The late Navy Rear Admiral Grace Hopper — who programmed computers before 99 percent of people knew that computer programming even existed — tried to spread the magic of science and engineering. She would give out pieces of string exactly one nanosecond long. That is, the distance light travels in a billionth of a second. For recipients, it was a strangely inspiring little item.
Women haven’t been absent from so-called STEM over the decades, just not there in equal numbers to men. My dad was an industrial scientist and I can recall several of the female colleagues he would mention to the family, going back to the 1950s.
In fact, just on a hunch I searched for one who had a distinctive name.

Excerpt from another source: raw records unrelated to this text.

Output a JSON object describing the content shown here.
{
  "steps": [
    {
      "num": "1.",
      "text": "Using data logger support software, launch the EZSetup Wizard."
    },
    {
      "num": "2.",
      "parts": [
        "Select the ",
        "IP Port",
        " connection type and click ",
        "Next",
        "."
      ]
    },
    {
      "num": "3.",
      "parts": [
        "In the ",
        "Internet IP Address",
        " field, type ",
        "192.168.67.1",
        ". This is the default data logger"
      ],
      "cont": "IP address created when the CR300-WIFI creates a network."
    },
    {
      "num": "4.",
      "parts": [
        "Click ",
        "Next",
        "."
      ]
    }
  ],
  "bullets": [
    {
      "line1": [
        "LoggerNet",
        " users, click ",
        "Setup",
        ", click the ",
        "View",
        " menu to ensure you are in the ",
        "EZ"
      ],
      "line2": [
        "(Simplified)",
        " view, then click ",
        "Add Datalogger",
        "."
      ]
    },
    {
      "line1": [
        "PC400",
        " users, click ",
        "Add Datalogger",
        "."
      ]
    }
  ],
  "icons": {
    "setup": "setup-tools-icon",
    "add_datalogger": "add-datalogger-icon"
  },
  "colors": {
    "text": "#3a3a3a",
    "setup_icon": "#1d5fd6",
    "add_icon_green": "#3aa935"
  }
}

I found she’d received three patents.
All this by way of background to three interviews running on the Federal Drivethis week. I didn’t set out to do a “federal women in science” series — that’s just how it ended up.
When I saw the list of award winners from the National Academy of Sciences, I searched out three federal or federally-related ones. Each pursues a different branch of science.
Sometimes science runs in the family. For Lisa Ainsworth of the Agricultural Research Service, her interest in science started with her dad. He’s a Midwest corn farmer — with a PhD in genetics. Ainsworth recalled he not only grew the stuff, he invented new corns. Today, Ainsworth and colleagues at the University of Illinois mentor girls interested in science. They operate a week-long camp called called Pollen Power.
Michelle Thomsen of the Planetary Science Institute and earlier of Los Alamos National Laboratory, followed her nose into physics. She decided the physics lab smelled better than the chemical. Thomsen said no one ever told her she couldn’t do science as a girl. “So I did,” she added.
Ainsworth studies plant behavior in soil. Thomson studies the physics of planetary magnetoshperes using satellites as remote eyes. Maybe the lure of science lies in the majesty of its breadth.
Smithsonian paleontologist Anna “Kay” Behrensmeyer also dated her interest in science to a Midwest upbringing. Her mother and aunts would hand her rocks containing fossils to study. Now she’s an expert in, among other things, the origin of humans.
Behrensmeyer has taken a light-touch approach to stereotypical images of male paleontologists. She’s part of the Bearded Lady project in which women don absurd beards to dispel that stereotype. (She’s in the middle of the page wearing a huge white mustache.)
The women in my series have been working in science for many years.
Millennials are also taking on STEM. An upcoming interview will feature Rachel Olney, founder of a venture-backed company called GeoSite. She has a lot to say about why it’s so hard for startups and even established “Silicon Valley” types to get their innovations into the Defense Department. Her current company is her second tech startup.
She’s also pursuing a PhD at Stanford at only 26 years old.